- Task brief: From the listing below, copy out every line where the word "title" appears.

- Recorded information:
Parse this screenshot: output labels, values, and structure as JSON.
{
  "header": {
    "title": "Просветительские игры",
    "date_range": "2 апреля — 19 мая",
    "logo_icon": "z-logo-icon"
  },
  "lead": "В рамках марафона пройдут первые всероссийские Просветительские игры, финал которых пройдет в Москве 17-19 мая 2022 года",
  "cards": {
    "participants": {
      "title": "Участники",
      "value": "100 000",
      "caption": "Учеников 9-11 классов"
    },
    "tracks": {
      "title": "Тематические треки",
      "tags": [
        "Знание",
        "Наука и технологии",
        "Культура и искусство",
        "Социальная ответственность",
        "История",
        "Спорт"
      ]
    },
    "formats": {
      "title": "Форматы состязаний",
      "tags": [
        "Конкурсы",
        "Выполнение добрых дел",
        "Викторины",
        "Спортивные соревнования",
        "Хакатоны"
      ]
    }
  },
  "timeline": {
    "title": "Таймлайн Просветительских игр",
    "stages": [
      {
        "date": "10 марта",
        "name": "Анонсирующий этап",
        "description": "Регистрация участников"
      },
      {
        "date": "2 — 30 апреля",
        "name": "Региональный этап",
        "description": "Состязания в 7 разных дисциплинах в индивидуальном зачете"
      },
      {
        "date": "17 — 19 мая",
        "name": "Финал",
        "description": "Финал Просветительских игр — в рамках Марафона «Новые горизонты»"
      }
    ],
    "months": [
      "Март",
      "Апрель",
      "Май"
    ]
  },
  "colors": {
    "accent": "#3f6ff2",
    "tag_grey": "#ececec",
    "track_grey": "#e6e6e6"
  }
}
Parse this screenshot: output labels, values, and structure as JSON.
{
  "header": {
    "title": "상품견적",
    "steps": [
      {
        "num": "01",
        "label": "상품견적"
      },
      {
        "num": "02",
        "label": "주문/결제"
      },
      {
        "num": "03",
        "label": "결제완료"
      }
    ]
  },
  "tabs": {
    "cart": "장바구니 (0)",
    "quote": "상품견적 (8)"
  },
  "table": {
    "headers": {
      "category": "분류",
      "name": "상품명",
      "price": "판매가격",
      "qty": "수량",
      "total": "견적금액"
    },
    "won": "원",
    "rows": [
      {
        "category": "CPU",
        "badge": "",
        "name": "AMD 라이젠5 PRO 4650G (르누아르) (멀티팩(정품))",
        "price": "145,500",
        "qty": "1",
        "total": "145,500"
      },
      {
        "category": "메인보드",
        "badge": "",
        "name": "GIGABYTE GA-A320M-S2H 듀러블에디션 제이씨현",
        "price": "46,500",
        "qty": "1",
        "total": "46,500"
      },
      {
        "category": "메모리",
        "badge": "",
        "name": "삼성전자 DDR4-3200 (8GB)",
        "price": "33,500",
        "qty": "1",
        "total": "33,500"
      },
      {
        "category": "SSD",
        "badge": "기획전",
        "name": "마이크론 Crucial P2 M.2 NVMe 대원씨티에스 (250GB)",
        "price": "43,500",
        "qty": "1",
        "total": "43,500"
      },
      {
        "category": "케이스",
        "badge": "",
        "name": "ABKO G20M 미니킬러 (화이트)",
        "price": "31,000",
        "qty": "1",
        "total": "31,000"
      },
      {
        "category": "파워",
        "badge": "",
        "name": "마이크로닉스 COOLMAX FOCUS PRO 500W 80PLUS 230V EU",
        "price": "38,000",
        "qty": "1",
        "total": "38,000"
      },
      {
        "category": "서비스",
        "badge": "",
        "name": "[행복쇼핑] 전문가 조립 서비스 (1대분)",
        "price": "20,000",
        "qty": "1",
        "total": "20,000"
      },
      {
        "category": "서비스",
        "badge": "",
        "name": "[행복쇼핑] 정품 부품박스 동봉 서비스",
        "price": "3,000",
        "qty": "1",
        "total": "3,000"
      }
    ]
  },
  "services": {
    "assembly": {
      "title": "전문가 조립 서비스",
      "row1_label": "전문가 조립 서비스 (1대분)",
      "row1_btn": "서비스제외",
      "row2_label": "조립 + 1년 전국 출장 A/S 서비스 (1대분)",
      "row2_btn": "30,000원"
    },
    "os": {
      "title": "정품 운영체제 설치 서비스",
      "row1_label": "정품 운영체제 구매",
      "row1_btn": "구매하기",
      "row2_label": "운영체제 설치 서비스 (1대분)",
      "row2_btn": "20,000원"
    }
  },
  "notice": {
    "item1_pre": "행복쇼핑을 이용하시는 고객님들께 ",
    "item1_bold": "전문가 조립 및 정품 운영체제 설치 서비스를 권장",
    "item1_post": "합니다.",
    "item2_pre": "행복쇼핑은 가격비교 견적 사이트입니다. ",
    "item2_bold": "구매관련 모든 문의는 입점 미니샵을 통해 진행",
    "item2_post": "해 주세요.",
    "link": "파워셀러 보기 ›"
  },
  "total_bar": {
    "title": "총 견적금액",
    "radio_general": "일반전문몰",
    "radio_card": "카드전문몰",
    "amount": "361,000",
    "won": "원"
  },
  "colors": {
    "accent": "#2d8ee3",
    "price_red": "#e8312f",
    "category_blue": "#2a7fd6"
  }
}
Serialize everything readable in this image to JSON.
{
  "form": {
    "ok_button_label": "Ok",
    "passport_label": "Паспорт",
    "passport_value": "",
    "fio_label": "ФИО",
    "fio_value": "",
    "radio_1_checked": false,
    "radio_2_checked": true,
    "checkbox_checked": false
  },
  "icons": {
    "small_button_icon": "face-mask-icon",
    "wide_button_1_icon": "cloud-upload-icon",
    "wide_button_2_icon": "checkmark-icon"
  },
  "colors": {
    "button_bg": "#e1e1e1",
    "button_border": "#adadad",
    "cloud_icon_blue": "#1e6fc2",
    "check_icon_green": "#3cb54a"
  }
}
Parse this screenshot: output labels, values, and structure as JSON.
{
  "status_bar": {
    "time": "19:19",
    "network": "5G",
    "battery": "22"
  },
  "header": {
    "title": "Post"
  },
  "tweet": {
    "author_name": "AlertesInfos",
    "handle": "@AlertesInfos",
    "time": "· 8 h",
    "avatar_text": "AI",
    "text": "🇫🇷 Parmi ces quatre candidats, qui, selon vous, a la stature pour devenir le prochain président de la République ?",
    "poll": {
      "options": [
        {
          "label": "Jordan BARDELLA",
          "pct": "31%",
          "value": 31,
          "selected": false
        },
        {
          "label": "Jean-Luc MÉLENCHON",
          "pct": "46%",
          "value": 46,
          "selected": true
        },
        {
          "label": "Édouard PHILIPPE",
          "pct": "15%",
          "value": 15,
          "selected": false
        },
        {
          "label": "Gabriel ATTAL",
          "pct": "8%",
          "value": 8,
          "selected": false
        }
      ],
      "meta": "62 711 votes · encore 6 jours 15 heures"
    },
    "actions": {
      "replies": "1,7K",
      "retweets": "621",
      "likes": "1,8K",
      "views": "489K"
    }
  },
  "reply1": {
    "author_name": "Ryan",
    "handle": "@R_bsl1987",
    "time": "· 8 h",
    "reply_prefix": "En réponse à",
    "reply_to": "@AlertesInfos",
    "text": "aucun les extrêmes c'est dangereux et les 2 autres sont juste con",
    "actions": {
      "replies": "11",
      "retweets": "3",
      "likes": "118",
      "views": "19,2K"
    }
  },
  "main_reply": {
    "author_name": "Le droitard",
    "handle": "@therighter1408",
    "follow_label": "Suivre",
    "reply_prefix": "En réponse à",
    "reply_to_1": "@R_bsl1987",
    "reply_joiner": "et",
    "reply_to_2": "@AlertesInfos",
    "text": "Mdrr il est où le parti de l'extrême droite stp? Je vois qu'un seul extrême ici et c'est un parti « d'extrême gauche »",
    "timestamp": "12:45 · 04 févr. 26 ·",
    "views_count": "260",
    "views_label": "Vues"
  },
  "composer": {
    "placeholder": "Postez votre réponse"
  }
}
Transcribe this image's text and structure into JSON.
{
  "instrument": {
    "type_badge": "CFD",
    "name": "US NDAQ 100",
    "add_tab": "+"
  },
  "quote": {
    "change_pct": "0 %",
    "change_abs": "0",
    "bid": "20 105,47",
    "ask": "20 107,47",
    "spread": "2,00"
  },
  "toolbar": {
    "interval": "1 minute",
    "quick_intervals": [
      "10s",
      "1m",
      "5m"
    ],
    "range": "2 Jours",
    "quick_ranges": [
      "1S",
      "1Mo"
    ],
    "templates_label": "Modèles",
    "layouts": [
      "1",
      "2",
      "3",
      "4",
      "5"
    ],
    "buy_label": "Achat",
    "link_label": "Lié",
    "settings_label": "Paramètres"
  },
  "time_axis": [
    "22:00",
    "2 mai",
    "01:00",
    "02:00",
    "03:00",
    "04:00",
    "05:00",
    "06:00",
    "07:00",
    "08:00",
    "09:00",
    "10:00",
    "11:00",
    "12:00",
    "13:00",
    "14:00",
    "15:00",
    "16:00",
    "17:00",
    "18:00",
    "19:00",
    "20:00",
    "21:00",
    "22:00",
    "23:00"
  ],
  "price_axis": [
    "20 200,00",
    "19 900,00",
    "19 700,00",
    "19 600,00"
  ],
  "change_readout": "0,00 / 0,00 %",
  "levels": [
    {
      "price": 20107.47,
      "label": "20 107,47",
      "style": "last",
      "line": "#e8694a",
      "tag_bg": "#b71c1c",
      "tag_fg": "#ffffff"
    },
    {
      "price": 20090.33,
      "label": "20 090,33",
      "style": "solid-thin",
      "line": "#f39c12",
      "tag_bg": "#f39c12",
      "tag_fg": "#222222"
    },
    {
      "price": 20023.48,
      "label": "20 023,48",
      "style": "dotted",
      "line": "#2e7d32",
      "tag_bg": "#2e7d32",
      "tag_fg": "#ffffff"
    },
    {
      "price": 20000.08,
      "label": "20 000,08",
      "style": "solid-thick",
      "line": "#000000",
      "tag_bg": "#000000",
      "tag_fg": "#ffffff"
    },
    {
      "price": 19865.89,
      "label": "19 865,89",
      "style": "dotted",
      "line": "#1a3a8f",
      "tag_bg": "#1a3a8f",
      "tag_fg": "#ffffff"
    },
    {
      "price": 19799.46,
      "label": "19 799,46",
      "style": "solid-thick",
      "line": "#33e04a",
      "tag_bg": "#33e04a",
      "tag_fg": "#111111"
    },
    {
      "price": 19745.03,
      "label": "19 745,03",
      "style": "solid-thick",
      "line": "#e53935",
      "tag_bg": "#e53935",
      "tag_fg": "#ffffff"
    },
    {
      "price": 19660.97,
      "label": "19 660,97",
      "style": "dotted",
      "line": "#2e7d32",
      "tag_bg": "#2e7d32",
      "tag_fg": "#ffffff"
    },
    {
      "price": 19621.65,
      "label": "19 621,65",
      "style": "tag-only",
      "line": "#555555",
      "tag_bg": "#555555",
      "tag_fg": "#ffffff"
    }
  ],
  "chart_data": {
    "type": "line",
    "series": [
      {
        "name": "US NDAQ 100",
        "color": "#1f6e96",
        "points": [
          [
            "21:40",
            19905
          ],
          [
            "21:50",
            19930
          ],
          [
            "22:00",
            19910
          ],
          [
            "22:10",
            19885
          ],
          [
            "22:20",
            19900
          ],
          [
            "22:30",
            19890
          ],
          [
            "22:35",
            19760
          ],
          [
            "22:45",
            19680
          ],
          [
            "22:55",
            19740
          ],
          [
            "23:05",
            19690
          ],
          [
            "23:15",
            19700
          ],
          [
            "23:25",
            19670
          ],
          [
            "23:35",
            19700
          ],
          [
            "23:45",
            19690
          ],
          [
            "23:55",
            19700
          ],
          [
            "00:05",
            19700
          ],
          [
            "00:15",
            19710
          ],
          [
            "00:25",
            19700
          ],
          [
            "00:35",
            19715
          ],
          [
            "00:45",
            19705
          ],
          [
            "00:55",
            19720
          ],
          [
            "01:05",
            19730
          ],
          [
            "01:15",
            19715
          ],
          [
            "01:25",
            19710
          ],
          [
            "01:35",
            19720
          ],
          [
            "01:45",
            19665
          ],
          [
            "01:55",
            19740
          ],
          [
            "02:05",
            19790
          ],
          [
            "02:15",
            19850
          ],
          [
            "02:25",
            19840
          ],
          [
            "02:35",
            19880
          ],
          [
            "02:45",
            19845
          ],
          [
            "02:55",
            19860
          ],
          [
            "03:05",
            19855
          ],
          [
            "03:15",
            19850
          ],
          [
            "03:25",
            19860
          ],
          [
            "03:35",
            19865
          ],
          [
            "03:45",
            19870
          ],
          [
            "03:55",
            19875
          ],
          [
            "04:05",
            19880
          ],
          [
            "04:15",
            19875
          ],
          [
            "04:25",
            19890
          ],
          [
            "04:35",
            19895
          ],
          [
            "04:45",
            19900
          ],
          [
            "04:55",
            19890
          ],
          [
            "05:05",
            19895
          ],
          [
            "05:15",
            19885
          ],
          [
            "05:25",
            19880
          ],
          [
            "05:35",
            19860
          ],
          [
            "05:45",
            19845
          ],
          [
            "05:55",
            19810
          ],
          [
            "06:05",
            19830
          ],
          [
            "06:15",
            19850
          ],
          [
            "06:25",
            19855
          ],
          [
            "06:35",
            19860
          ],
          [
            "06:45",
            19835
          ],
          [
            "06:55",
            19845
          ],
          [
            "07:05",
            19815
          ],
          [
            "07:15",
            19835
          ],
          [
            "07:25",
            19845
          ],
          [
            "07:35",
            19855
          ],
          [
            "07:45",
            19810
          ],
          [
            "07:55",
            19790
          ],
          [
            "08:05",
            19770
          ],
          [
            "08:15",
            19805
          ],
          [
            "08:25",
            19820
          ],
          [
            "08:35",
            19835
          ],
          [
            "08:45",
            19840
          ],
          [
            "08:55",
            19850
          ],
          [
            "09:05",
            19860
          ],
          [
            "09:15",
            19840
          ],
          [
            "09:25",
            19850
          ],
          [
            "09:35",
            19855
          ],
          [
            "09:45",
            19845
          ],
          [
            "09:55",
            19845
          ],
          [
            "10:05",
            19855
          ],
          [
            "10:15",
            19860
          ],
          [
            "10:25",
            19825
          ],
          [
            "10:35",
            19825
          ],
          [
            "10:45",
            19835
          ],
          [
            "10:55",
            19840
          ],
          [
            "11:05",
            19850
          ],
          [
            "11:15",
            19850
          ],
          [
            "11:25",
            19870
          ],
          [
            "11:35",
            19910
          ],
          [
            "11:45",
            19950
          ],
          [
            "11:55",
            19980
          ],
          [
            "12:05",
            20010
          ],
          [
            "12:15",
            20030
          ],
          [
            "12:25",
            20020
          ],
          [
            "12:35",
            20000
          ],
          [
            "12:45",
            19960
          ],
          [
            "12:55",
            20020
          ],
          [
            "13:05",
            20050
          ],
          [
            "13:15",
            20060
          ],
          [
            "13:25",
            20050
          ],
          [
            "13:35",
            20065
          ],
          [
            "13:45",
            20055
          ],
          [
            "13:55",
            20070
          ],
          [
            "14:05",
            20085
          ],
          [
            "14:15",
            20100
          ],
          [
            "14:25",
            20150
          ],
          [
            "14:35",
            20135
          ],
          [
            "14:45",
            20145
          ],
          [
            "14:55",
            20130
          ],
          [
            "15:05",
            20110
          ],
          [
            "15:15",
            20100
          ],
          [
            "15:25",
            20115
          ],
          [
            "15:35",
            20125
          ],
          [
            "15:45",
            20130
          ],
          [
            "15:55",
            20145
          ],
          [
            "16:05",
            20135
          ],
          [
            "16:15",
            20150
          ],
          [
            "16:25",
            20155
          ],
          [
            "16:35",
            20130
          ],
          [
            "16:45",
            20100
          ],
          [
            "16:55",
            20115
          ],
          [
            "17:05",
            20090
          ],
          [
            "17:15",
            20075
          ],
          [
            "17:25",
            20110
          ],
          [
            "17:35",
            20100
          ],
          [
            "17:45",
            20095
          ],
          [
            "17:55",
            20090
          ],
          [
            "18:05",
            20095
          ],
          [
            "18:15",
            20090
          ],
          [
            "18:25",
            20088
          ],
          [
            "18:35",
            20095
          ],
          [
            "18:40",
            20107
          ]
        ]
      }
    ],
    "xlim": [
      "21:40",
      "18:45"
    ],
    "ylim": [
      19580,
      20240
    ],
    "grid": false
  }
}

- Task result:
    "title": "Просветительские игры",
      "title": "Участники",
      "title": "Тематические треки",
      "title": "Форматы состязаний",
    "title": "Таймлайн Просветительских игр",
    "title": "상품견적",
      "title": "전문가 조립 서비스",
      "title": "정품 운영체제 설치 서비스",
    "title": "총 견적금액",
    "title": "Post"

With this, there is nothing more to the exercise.